The aquarium, which is moving from Sandy to its new building in Draper just off 12300 South, encompasses more than 136,000 square feet. That compares to just 48,000 square feet in Sandy. This will allow the aquarium to hold approximately 1 million gallons of water, said development director Ronnie Daniel.
The aquarium was designed by marine biologists and designers who are on staff. The first floor will feature marine, freshwater and rain forest exhibits, a 400-seat banquet hall, café and gift shop.
“We will have more than 5,000 different animals, which is compared to 2,000 at our Sandy location,” said Suzy Broadbent, director of public relations and marketing. “It’s just astronomical how much more we are able to contain. We will have four touch pools, where before we only had one.”

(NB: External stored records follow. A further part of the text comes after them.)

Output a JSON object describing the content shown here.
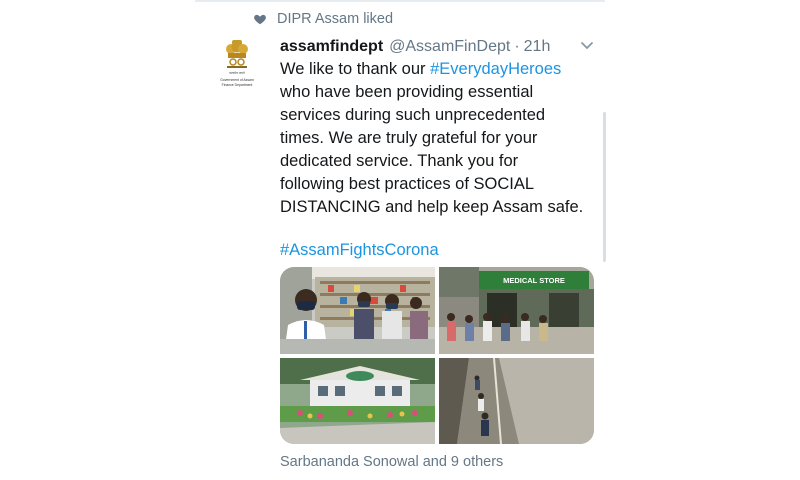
{
  "liked_by": {
    "text": "DIPR Assam liked"
  },
  "tweet": {
    "author_name": "assamfindept",
    "handle": "@AssamFinDept",
    "separator": "·",
    "time": "21h",
    "text_lines": [
      [
        "We like to thank our ",
        "#EverydayHeroes"
      ],
      [
        "who have been providing essential"
      ],
      [
        "services during such unprecedented"
      ],
      [
        "times. We are truly grateful for your"
      ],
      [
        "dedicated service. Thank you for"
      ],
      [
        "following best practices of SOCIAL"
      ],
      [
        "DISTANCING and help keep Assam safe."
      ]
    ],
    "hashtag": "#AssamFightsCorona",
    "likes_text": "Sarbananda Sonowal and 9 others"
  },
  "avatar": {
    "icon": "government-emblem-icon",
    "caption_line1": "Government of Assam",
    "caption_line2": "Finance Department"
  },
  "colors": {
    "link": "#1b95e0",
    "text": "#14171a",
    "secondary": "#657786",
    "emblem_gold": "#c89a2a"
  },
  "media": [
    {
      "name": "photo-pharmacy-staff"
    },
    {
      "name": "photo-medical-store-queue"
    },
    {
      "name": "photo-green-building"
    },
    {
      "name": "photo-empty-road"
    }
  ],
  "store_sign": "MEDICAL STORE"
}
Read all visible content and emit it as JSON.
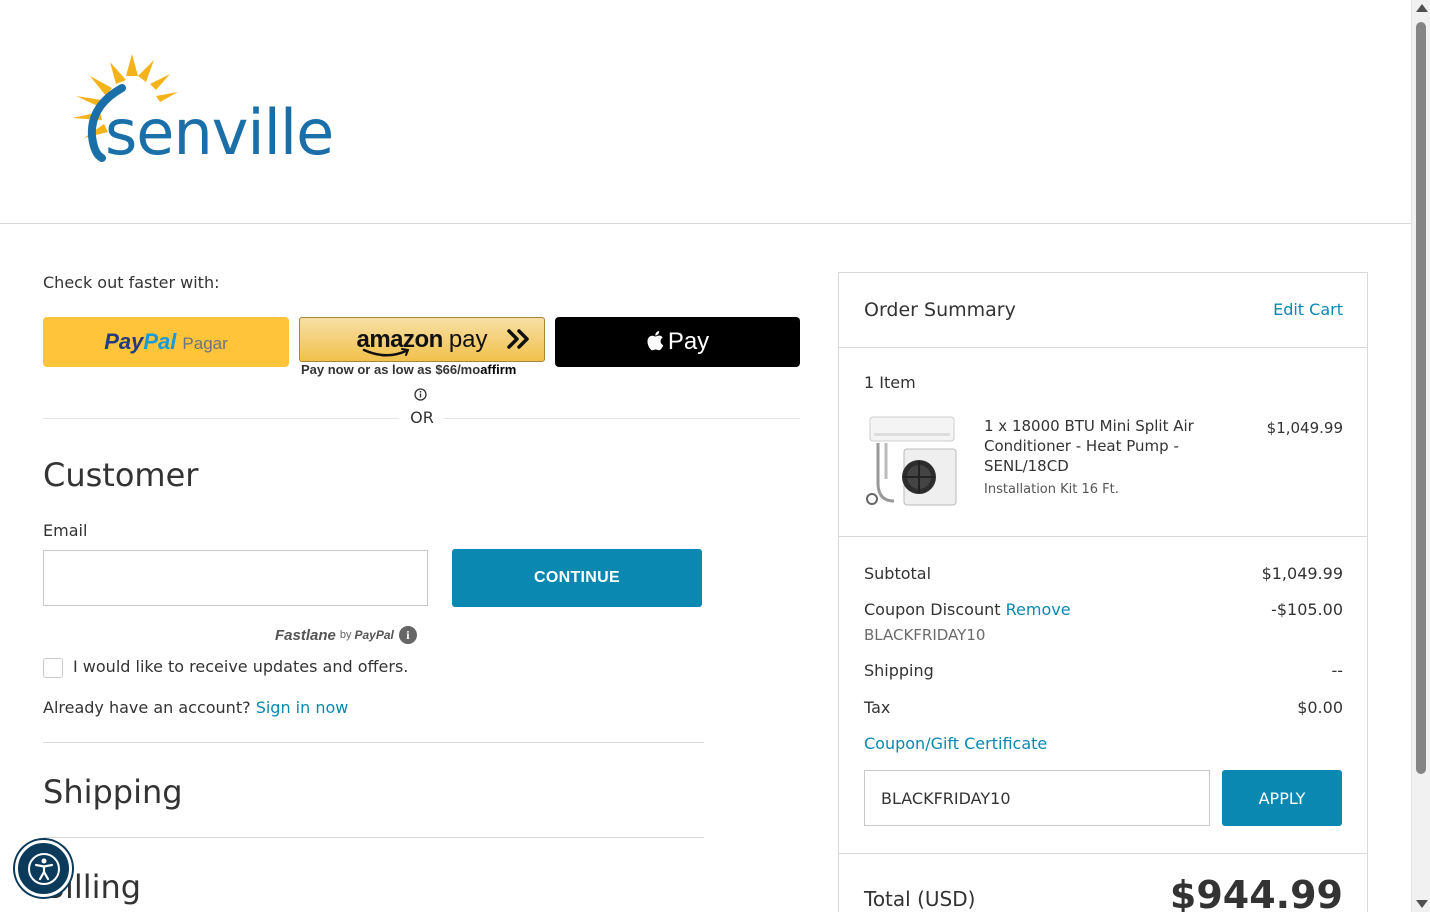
{
  "brand": {
    "logo_text": "senville",
    "colors": {
      "primary": "#0a88b1",
      "logo_blue": "#1a6fa8",
      "sun_yellow": "#f5b31b"
    }
  },
  "express_checkout": {
    "label": "Check out faster with:",
    "paypal": {
      "brand1": "Pay",
      "brand2": "Pal",
      "sub": "Pagar"
    },
    "amazon": {
      "brand1": "amazon",
      "brand2": "pay"
    },
    "affirm": {
      "text": "Pay now or as low as $66/mo",
      "logo": "affirm"
    },
    "apple": {
      "text": "Pay"
    },
    "or_text": "OR"
  },
  "customer": {
    "heading": "Customer",
    "email_label": "Email",
    "email_value": "",
    "continue_label": "CONTINUE",
    "fastlane": {
      "brand": "Fastlane",
      "by": "by",
      "paypal": "PayPal",
      "info": "i"
    },
    "optin_label": "I would like to receive updates and offers.",
    "account_prefix": "Already have an account?",
    "sign_in_label": "Sign in now"
  },
  "sections": {
    "shipping": "Shipping",
    "billing": "Billing"
  },
  "order_summary": {
    "title": "Order Summary",
    "edit_cart": "Edit Cart",
    "items_count": "1 Item",
    "product": {
      "name": "1 x 18000 BTU Mini Split Air Conditioner - Heat Pump - SENL/18CD",
      "option": "Installation Kit 16 Ft.",
      "price": "$1,049.99"
    },
    "subtotal_label": "Subtotal",
    "subtotal_value": "$1,049.99",
    "coupon_label": "Coupon Discount",
    "coupon_remove": "Remove",
    "coupon_value": "-$105.00",
    "coupon_code": "BLACKFRIDAY10",
    "shipping_label": "Shipping",
    "shipping_value": "--",
    "tax_label": "Tax",
    "tax_value": "$0.00",
    "coupon_link": "Coupon/Gift Certificate",
    "coupon_input_value": "BLACKFRIDAY10",
    "apply_label": "APPLY",
    "total_label": "Total (USD)",
    "total_value": "$944.99"
  },
  "icons": {
    "accessibility": "accessibility-icon",
    "apple": "apple-icon",
    "chevron": "double-chevron-right-icon",
    "info": "info-icon"
  }
}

There will also be an exhibit called the Discover Utah Gallery, which will showcase freshwater aquatic species, amphibians and mammals indigenous to Utah. Daniel said patrons will be able to walk from Southern to Northern Utah in the exhibit. The gallery will also house a river otter exhibit, with views to both the otters’ indoor and outdoor habitats.
Other exhibits include the Ocean Explorer Gallery, which will be home to marine species such as octopus, stingrays and seahorses. The highlight feature of this gallery will be a 300,000 gallon shark tank with a 40-foot walk-through tunnel.

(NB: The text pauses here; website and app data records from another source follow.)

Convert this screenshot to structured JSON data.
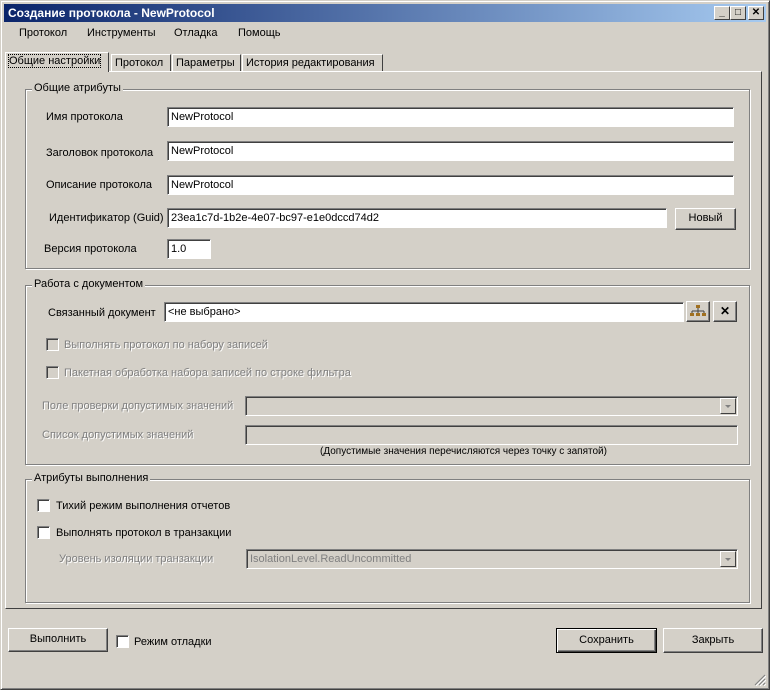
{
  "window": {
    "title": "Создание протокола - NewProtocol",
    "minimize_glyph": "_",
    "maximize_glyph": "□",
    "close_glyph": "✕"
  },
  "menu": [
    "Протокол",
    "Инструменты",
    "Отладка",
    "Помощь"
  ],
  "tabs": [
    "Общие настройки",
    "Протокол",
    "Параметры",
    "История редактирования"
  ],
  "general": {
    "title": "Общие атрибуты",
    "name_label": "Имя протокола",
    "name_value": "NewProtocol",
    "caption_label": "Заголовок протокола",
    "caption_value": "NewProtocol",
    "description_label": "Описание протокола",
    "description_value": "NewProtocol",
    "guid_label": "Идентификатор (Guid)",
    "guid_value": "23ea1c7d-1b2e-4e07-bc97-e1e0dccd74d2",
    "new_button": "Новый",
    "version_label": "Версия протокола",
    "version_value": "1.0"
  },
  "document": {
    "title": "Работа с документом",
    "linked_label": "Связанный документ",
    "linked_value": "<не выбрано>",
    "tree_icon": "tree-icon",
    "clear_glyph": "✕",
    "execute_by_records": "Выполнять протокол  по набору записей",
    "batch_processing": "Пакетная обработка набора записей по строке фильтра",
    "check_field_label": "Поле проверки допустимых значений",
    "check_field_value": "",
    "allowed_list_label": "Список допустимых значений",
    "allowed_list_value": "",
    "allowed_hint": "(Допустимые значения перечисляются через точку с запятой)"
  },
  "execution": {
    "title": "Атрибуты выполнения",
    "silent_mode": "Тихий режим выполнения отчетов",
    "in_transaction": "Выполнять протокол в транзакции",
    "isolation_label": "Уровень изоляции транзакции",
    "isolation_value": "IsolationLevel.ReadUncommitted"
  },
  "footer": {
    "run_button": "Выполнить",
    "debug_mode": "Режим отладки",
    "save_button": "Сохранить",
    "close_button": "Закрыть"
  }
}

The tunnel will house more than 20 species of sharks, rays and turtles, Daniel said. Patrons will also have the opportunity to purchase tickets for a scuba diving experience in the shark tank, Broadbent said.
“The shark tank has gotten a lot of interest,” Broadbent said. “We’re going to do diving with the sharks for certified divers. But I think the biggest surprise when people come in is the Journey to South America exhibit. It’s going to be breathtaking with all the birds and the vegetation.”
The Journey to South America Gallery will include free-flight tropical birds, caiman, a giant anaconda, electric eels, poison arrow frogs and dozens of other Amazon species.
Other exhibits at the aquarium will be the Penguin Encounter, Deep Sea Gallery, and a scale model replica of a National Oceanic and Atmospheric Administration research vessel. The facility will also have a 4D theater that will present interactive nature films.
“One of our films shows a turtle coming at you out of the screen and as he does, you will be able to feel the mist of water,” Daniel said.
In addition to exhibits, the aquarium will also have an extensive education center equipped with scientific equipment for students from kindergarten to college to gain hands-on experience about marine biology and other animal and water sciences. The new facility will have the capacity to hold up to 270 students per hour, Daniel said.
Daniel said the new building, even though it’s quite larger, will use less water than the Sandy building because water will be filtered and reused through four tanks before it is discarded.
Ground was broken on the new aquarium in October 2012. The Sandy location closed in September to make preparations for opening the new Draper facility. The cost of the new building is $24 million, which was funded by donors, grants, corporate sponsors and financing.
“We designed this aquarium with a hub and spoke model,” Daniel said. “We wanted it to be open for people to go where they wanted to and spend as much time in each place as they liked.”
Broadbent said the aquarium is important to Utah because it provides residents with the opportunity to learn more about marine life.
“Our tagline is ‘explore, discover, learn,’” she said. “We hope that people who come will do just that. We also hope it will be a big tourist attraction. It’s going to be a world-class venue that people will have to come and see.”